One big reason why these ends are needed more than ever is the team’s secondary. Alterraun Verner, who was signed to replace Darrelle Revis, has been injured for most of training with a hamstring injury, and will make his 2014 debut this Saturday. With he and fellow cornerback Mike Jenkins both injured, the Buccaneers will have to rattle opposing quarterbacks to ensure that passes won’t reach their intended target, even if the corner has been beaten on the play.
Another reason, which might be completely selfish, is excitement. I miss the days when we could count on Simeon Rice to make the quarterback’s world a living hell as soon as he dropped back to pass.

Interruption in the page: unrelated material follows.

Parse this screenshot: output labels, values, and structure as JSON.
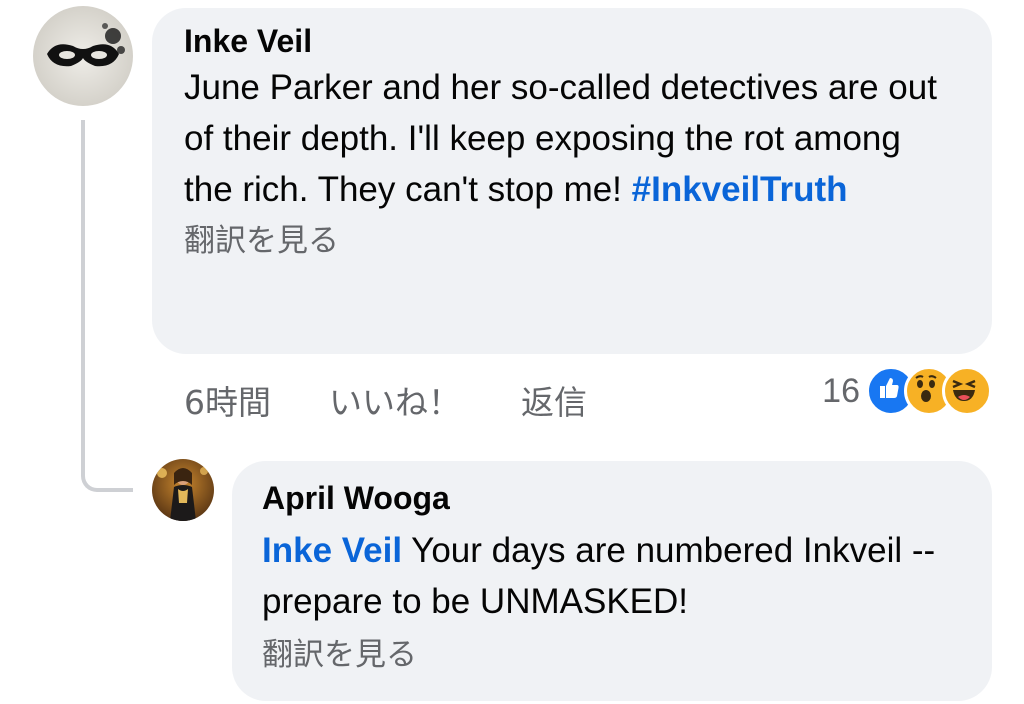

Sacks, strips, fumbles, recoveries, passes batted at the line…I miss them all.
In a Tampa 2 defense, as a I mentioned before, the defensive end position is vital. We all saw Ryan Tannehill and Matt Moore find holes in the Bucs’ zone, and that will continue to happen if the pressure doesn’t get to the quarterback in time. In today’s NFL, you cannot expect a linebacker to cover his man over the middle of the field, especially if he has to keep the play in front of him in a zone defense. The key is timing the play right to either knock the pass down, or just ensure that the receiver can’t advance any further. With great play from the defensive ends, the timing becomes disrupted for the offense. The button hooks aren’t as crisp. The quarterback’s steps aren’t as decisive. The throw isn’t as sharp or accurate. Everything changes, and the linebackers, cornerbacks, and safeties are all chomping at the bit to catch a wobbling duck over the middle.
Looking at the players specifically, this season means so much for Johnson and Clayborn. Johnson is looking to prove to the Buccaneers that he was worth the investment. His big time contract came after a disappointing final season with the Cincinnati Bengals, in which he only recorded 3.5 sacks. He’ll need to regain his prime form, if only to keep Bucs fans from becoming critics.
And then there is Clayborn, who hasn’t panned out as the Buccaneers thought he would since day one. He’s battled injuries, and dealt with poor coaching his entire career. Now, with a new position, and Lovie Smith controlling his fate, the former Iowa standout must show what he is capable of. He’s in the final year of his contract with Tampa Bay, so for him, it is now or never.
If they falter, then the Bucs will once again enter an offseason with a need at defensive end.
If they succeed, however, then the Buccaneers’ defense could become a force to be reckoned with.